== Segment start ==

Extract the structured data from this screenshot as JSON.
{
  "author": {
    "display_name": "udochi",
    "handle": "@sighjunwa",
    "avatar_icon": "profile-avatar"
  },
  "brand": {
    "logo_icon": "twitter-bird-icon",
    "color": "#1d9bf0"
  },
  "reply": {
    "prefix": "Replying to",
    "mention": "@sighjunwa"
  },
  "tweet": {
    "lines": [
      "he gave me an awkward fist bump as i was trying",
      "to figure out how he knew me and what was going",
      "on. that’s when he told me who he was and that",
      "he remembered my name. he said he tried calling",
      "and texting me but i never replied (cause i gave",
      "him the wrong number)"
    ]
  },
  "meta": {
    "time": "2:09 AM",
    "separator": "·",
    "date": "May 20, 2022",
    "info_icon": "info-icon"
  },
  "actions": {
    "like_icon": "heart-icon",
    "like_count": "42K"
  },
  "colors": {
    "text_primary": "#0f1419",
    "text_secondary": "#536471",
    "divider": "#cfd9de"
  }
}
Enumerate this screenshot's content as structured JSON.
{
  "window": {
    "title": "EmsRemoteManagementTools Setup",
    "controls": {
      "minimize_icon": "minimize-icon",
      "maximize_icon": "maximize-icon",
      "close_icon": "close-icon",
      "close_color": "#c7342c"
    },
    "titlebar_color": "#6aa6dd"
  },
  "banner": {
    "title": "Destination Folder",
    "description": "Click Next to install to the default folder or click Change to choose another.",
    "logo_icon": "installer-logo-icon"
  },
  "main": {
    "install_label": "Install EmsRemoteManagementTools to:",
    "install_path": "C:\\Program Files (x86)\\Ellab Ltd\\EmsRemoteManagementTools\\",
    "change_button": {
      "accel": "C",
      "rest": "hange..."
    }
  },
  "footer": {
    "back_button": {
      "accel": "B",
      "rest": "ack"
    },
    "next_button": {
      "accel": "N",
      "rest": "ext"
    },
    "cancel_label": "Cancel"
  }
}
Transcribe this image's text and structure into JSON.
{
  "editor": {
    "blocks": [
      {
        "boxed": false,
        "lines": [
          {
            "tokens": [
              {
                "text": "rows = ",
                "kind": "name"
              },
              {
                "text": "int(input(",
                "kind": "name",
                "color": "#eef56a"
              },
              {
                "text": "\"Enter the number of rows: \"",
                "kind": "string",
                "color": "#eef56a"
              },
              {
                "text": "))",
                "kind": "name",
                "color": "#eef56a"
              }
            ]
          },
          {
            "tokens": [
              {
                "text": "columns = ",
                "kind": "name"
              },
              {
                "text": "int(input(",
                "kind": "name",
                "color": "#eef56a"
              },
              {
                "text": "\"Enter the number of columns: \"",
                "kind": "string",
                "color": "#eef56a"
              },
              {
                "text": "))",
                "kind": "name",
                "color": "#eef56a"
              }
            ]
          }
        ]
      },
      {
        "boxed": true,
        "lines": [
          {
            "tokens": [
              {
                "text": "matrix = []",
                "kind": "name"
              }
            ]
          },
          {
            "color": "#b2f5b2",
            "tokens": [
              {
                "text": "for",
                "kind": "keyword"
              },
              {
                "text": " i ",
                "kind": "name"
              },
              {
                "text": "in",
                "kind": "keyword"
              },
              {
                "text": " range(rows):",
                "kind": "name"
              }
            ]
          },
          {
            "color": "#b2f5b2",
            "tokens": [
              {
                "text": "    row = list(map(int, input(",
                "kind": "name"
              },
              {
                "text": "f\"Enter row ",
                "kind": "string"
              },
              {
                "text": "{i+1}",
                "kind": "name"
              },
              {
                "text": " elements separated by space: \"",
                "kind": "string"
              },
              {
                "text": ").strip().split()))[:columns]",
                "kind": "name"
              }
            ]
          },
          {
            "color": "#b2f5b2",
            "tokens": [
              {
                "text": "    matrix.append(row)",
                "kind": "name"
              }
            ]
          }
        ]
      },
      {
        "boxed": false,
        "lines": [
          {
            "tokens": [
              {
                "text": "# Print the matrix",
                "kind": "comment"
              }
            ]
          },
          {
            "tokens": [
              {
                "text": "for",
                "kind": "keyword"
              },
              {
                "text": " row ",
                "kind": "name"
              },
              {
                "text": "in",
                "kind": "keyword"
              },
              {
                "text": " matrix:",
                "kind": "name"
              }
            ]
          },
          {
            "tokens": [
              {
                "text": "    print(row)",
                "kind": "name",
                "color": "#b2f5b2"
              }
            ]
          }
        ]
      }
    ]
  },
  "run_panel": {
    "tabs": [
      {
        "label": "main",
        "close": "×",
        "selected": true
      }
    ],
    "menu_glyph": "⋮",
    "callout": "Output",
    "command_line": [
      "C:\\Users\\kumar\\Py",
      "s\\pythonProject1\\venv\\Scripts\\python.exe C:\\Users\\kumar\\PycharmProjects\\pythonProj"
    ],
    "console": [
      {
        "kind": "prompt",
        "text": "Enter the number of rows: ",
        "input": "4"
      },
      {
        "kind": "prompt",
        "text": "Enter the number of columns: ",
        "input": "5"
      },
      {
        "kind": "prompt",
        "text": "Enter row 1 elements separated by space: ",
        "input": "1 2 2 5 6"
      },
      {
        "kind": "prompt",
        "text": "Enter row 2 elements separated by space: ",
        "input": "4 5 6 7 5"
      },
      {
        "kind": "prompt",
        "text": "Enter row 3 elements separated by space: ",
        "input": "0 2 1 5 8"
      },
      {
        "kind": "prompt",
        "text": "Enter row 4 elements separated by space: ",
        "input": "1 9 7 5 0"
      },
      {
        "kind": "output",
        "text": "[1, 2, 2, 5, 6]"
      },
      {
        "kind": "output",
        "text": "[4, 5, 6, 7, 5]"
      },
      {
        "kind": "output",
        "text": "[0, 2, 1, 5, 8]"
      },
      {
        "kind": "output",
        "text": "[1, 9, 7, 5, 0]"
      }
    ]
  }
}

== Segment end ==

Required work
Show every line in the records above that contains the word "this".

Task output
Extract the structured data from this screenshot as JSON.
Enumerate this screenshot's content as structured JSON.
Transcribe this image's text and structure into JSON.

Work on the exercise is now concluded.